When will there be too much supply?

"There's always that point of saturation. At some point everything changes," said Randall Roth, analyst with the

Renaissance Capital IPO Fund

, which is up a nice 30% this year. "But we've only scratched the surface of what the technology can do and as long as these companies keep coming out and blowing up the charts, there are going to continue to be IPOs."

And while Roth said he did not anticipate supply problems, he did say there could be a dropoff should technology fall out of favor and/or the Net companies that have been bid up do not deliver the profits that their valuations call for. And while first-day returns of some IPOs can be mind-boggling, Roth said aftermarket performance of some IPOs has shown "a hint of uneasiness."

"It's frothy, but that doesn't necessarily mean it's not healthy," he said. "In terms of the deals that are getting done, it's definitely healthy. But it feels kind of edgy."

Elsewhere, online brokerages were soaring after

National Discount Brokers

(NDB)

said that it expected to "substantially exceed analysts' projections" for its current quarter. NDB said it will report earnings in the range of 95 cents to $1.05 on estimated revenue of $125 million to $135 million for the third fiscal quarter of 2000, which ends today. That compares to the two-analyst estimate of 8 cents from

First Call

. It was up 9 1/4, or 30%, to 40 1/4.

TheStreet.com E-Finance

index was up a sharp 4 21/32, or 6.5%, to 76 5/16. Among other online brokerages,

DLJdirect

(DIR)

was up 13/16, or 9%, to 10 3/8. The company said it agreed to an Asian Internet venture with
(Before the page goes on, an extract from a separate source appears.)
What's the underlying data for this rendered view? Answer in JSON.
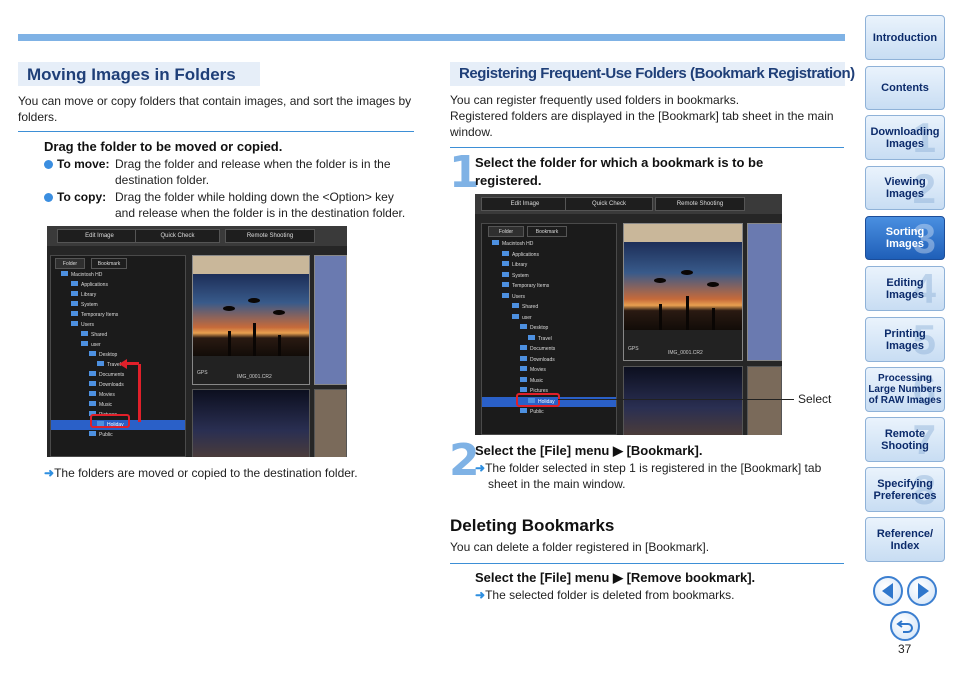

Hutchinson Whampoa

. Also,

E*Trade

(EGRP)

was up 1 13/16 ,or 7.9%, to 24 11/16.

Charles Schwab

(SCH)

was up 3 3/16, or 8.5%, to 40 1/2; and

Ameritrade

(AMTD) - Get Report

was up 1 3/8, or 8.5%, to 17 1/2.

Finally,

24/7 Media

(TFSM)

was down 3 5/16, or 6.7%, to 46 3/16 after it said it would acquire

Exactis.com

(XACT)

in a $490 million stock swap. 24/7 Media said it will issue 0.60 share for each share of Exactis.com, a provider of permission-based precision e-mail marketing and communications outsourcing solutions. Exactis was up 7 11/16, or 41%, to 26 3/8.

TSC's

George Mannes was all over the potential for consolidation in the online direct-mail business in a

piece that ran earlier this month.